▸ **Task requirements**: Each line of the records is to be copied verbatim.

▸ **The data**:
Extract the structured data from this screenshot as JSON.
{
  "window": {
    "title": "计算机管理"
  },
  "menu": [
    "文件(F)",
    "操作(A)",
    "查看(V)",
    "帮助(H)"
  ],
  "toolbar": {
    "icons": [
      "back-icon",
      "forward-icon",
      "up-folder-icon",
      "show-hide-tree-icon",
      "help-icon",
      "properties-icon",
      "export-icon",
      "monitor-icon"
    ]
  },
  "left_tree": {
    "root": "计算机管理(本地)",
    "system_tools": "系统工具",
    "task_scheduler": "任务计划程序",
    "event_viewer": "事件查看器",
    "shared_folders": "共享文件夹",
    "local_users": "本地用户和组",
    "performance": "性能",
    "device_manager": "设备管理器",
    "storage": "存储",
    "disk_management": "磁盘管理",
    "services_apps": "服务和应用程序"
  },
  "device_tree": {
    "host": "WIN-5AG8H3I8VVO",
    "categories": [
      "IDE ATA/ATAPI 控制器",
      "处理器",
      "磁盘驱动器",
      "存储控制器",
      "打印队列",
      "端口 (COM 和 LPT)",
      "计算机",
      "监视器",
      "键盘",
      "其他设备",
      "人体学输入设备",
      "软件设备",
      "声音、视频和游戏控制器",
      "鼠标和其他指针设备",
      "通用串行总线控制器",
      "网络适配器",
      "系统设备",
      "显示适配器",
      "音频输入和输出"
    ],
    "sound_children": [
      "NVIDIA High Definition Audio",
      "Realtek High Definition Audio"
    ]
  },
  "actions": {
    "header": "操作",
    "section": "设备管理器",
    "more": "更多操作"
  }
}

▸ **Task result**:
Extract the structured data from this screenshot as JSON.
{
  "window": {
    "title": "计算机管理"
  },
  "menu": [
    "文件(F)",
    "操作(A)",
    "查看(V)",
    "帮助(H)"
  ],
  "toolbar": {
    "icons": [
      "back-icon",
      "forward-icon",
      "up-folder-icon",
      "show-hide-tree-icon",
      "help-icon",
      "properties-icon",
      "export-icon",
      "monitor-icon"
    ]
  },
  "left_tree": {
    "root": "计算机管理(本地)",
    "system_tools": "系统工具",
    "task_scheduler": "任务计划程序",
    "event_viewer": "事件查看器",
    "shared_folders": "共享文件夹",
    "local_users": "本地用户和组",
    "performance": "性能",
    "device_manager": "设备管理器",
    "storage": "存储",
    "disk_management": "磁盘管理",
    "services_apps": "服务和应用程序"
  },
  "device_tree": {
    "host": "WIN-5AG8H3I8VVO",
    "categories": [
      "IDE ATA/ATAPI 控制器",
      "处理器",
      "磁盘驱动器",
      "存储控制器",
      "打印队列",
      "端口 (COM 和 LPT)",
      "计算机",
      "监视器",
      "键盘",
      "其他设备",
      "人体学输入设备",
      "软件设备",
      "声音、视频和游戏控制器",
      "鼠标和其他指针设备",
      "通用串行总线控制器",
      "网络适配器",
      "系统设备",
      "显示适配器",
      "音频输入和输出"
    ],
    "sound_children": [
      "NVIDIA High Definition Audio",
      "Realtek High Definition Audio"
    ]
  },
  "actions": {
    "header": "操作",
    "section": "设备管理器",
    "more": "更多操作"
  }
}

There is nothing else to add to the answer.